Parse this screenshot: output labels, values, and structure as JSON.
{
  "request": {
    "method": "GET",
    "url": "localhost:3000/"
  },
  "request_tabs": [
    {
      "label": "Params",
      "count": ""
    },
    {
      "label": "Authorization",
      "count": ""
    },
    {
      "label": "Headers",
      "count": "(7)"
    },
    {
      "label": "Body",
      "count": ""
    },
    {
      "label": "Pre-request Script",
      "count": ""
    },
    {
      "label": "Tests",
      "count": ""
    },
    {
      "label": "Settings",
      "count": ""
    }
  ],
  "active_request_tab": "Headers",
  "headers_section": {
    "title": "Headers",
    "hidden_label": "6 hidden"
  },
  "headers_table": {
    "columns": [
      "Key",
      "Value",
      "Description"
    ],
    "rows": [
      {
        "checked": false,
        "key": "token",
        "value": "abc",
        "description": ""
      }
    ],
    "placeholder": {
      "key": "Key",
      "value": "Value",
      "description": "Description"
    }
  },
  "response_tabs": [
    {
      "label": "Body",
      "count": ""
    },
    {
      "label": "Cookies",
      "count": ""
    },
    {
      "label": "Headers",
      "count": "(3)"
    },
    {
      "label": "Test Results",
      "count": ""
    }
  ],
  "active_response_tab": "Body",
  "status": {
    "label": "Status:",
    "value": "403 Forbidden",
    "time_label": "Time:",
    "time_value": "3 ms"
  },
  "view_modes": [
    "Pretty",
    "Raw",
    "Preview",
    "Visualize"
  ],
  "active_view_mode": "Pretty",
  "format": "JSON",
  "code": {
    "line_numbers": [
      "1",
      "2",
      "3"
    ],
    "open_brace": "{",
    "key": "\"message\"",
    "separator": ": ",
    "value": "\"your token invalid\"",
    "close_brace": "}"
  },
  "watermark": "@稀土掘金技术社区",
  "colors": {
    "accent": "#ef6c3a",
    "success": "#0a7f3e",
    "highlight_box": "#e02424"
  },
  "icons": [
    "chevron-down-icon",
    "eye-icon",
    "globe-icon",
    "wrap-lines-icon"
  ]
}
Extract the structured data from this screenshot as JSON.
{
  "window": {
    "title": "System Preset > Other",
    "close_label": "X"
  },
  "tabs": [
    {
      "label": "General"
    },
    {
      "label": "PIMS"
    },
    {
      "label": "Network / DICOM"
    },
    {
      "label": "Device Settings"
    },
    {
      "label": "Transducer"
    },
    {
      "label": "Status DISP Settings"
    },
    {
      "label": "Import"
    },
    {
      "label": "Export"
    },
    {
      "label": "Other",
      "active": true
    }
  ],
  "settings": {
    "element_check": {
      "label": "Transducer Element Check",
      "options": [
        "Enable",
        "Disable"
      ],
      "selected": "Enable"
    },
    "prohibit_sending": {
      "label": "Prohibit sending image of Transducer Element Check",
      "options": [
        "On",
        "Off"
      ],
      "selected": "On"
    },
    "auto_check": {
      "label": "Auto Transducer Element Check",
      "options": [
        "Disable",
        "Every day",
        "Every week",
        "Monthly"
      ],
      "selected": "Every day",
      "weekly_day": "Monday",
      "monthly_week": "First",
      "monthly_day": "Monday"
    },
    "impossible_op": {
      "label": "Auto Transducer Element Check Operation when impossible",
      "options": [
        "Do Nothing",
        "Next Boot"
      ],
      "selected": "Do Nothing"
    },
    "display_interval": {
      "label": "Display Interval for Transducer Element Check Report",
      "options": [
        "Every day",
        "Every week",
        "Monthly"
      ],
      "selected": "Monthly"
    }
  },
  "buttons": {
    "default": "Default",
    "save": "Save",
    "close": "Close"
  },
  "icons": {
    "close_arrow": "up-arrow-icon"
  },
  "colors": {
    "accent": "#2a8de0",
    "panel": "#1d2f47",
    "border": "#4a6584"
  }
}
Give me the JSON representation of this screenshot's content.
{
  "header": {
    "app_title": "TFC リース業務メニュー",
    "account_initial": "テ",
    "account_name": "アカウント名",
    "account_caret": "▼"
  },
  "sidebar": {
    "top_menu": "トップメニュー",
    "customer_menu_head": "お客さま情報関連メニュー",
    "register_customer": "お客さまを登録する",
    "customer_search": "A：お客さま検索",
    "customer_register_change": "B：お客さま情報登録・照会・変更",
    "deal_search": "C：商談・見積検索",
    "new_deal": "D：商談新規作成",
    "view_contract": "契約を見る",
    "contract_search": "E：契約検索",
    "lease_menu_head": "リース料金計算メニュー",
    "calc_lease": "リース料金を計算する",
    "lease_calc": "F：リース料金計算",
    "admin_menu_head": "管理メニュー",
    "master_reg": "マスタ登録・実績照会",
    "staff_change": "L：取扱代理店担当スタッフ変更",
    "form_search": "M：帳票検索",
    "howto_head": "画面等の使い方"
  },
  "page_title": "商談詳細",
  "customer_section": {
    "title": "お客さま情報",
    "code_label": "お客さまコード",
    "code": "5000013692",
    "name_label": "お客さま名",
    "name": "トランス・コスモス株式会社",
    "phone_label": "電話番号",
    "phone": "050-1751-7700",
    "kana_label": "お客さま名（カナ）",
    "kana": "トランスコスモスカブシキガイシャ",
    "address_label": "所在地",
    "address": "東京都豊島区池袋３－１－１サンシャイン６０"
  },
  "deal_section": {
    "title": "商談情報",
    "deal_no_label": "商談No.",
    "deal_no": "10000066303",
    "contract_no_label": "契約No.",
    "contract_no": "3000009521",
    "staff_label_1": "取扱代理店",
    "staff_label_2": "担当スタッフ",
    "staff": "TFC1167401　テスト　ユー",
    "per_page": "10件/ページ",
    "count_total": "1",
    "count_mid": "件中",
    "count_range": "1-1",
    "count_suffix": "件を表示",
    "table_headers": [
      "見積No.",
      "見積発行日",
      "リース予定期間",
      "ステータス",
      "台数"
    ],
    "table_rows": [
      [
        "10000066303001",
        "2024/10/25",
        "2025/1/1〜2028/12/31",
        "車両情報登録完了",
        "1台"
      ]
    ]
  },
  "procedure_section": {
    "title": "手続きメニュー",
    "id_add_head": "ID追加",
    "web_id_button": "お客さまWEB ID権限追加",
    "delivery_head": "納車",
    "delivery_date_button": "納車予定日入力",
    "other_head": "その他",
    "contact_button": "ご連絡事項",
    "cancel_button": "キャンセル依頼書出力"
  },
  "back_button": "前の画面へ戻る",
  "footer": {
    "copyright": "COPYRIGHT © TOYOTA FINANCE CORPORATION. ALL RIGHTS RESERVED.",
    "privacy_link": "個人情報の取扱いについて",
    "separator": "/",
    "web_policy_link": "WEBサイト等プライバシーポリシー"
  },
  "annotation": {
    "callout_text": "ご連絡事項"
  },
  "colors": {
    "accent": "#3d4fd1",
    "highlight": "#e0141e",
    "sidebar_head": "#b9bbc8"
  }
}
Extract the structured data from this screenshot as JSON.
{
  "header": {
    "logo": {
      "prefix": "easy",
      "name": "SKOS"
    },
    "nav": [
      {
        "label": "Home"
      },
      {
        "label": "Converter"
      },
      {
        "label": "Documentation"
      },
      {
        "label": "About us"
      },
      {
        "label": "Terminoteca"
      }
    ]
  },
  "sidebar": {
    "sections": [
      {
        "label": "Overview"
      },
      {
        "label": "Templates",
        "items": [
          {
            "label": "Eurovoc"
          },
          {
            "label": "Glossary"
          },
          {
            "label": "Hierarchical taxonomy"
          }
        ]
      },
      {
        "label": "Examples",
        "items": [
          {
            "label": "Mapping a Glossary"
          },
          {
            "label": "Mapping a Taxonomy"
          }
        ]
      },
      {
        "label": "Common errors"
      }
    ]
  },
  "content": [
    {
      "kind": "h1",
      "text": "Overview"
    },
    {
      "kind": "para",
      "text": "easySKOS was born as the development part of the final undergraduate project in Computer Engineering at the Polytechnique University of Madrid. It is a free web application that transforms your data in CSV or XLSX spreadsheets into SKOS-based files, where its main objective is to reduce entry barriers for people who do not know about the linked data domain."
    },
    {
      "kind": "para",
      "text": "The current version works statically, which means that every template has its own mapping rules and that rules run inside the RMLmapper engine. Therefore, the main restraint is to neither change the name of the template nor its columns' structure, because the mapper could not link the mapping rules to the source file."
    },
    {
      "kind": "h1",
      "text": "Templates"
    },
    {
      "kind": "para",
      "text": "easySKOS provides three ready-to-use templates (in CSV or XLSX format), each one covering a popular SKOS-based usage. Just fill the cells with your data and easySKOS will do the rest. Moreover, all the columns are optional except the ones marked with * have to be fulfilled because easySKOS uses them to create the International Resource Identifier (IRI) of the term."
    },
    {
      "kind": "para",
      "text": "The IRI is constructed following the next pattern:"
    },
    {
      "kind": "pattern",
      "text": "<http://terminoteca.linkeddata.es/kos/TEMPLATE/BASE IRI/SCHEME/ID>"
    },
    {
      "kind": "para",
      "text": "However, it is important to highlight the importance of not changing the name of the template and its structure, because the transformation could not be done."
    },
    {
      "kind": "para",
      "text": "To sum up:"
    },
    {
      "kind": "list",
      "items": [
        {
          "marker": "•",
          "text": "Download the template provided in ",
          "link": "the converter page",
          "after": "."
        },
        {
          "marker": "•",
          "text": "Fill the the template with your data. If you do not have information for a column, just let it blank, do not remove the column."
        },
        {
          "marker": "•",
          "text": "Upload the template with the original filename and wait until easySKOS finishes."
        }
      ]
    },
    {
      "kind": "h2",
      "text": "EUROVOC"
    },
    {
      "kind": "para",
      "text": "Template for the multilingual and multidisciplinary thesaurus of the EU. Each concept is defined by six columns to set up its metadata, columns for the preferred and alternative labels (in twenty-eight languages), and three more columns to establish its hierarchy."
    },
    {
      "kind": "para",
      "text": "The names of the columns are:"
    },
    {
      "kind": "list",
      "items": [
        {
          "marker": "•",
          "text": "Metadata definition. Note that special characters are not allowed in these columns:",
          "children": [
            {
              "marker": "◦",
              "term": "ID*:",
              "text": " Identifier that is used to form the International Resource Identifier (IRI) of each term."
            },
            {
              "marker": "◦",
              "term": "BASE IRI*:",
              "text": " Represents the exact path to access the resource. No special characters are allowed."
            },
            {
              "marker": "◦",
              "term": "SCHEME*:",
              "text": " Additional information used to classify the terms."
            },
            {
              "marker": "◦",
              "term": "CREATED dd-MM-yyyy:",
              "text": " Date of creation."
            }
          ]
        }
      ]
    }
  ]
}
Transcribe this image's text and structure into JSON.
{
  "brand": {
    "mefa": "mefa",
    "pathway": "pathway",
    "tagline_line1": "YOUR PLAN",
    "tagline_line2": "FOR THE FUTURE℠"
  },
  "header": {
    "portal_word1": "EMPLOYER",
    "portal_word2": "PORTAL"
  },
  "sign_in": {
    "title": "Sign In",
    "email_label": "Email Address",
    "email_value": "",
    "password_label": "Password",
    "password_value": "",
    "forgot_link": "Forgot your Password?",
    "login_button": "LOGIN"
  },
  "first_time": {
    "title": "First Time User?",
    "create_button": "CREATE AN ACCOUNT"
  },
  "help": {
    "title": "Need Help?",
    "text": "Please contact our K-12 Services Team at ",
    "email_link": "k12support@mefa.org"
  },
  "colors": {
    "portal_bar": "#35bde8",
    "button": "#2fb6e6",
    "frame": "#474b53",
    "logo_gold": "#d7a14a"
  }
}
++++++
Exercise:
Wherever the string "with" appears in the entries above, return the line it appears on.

Written response:
      "text": "easySKOS provides three ready-to-use templates (in CSV or XLSX format), each one covering a popular SKOS-based usage. Just fill the cells with your data and easySKOS will do the rest. Moreover, all the columns are optional except the ones marked with * have to be fulfilled because easySKOS uses them to create the International Resource Identifier (IRI) of the term."
          "text": "Fill the the template with your data. If you do not have information for a column, just let it blank, do not remove the column."
          "text": "Upload the template with the original filename and wait until easySKOS finishes."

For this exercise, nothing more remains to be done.